◆ Problem to work on
Lines before the one containing "What's the underlying" are left out; return that line and all lines after it, exactly, through the end of the records below.

◆ Supplied data

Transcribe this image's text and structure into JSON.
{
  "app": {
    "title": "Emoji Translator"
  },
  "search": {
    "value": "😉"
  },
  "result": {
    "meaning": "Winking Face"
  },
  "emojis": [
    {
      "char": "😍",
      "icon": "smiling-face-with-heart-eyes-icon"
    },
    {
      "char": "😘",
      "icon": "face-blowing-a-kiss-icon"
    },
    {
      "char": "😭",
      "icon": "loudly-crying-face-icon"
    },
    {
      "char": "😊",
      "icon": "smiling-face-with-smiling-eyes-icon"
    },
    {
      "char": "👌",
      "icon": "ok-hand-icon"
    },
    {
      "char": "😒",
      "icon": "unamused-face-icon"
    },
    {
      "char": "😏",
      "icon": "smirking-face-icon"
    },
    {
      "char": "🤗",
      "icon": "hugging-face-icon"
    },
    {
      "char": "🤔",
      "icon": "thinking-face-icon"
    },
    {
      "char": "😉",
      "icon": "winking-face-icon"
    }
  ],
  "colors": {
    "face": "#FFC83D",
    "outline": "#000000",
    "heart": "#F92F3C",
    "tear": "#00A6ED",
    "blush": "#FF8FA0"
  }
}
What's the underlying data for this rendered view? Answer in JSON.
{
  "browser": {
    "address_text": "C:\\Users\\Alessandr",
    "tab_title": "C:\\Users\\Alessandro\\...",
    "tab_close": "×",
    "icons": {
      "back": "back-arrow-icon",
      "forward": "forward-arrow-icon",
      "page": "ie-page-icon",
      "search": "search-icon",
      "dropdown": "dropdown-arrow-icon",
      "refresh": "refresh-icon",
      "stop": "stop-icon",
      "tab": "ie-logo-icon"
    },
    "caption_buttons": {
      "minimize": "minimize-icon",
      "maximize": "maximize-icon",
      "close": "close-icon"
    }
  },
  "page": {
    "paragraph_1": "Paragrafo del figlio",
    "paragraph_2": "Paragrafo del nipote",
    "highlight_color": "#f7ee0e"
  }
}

◆ Response for this exercise
What's the underlying data for this rendered view? Answer in JSON.
{
  "browser": {
    "address_text": "C:\\Users\\Alessandr",
    "tab_title": "C:\\Users\\Alessandro\\...",
    "tab_close": "×",
    "icons": {
      "back": "back-arrow-icon",
      "forward": "forward-arrow-icon",
      "page": "ie-page-icon",
      "search": "search-icon",
      "dropdown": "dropdown-arrow-icon",
      "refresh": "refresh-icon",
      "stop": "stop-icon",
      "tab": "ie-logo-icon"
    },
    "caption_buttons": {
      "minimize": "minimize-icon",
      "maximize": "maximize-icon",
      "close": "close-icon"
    }
  },
  "page": {
    "paragraph_1": "Paragrafo del figlio",
    "paragraph_2": "Paragrafo del nipote",
    "highlight_color": "#f7ee0e"
  }
}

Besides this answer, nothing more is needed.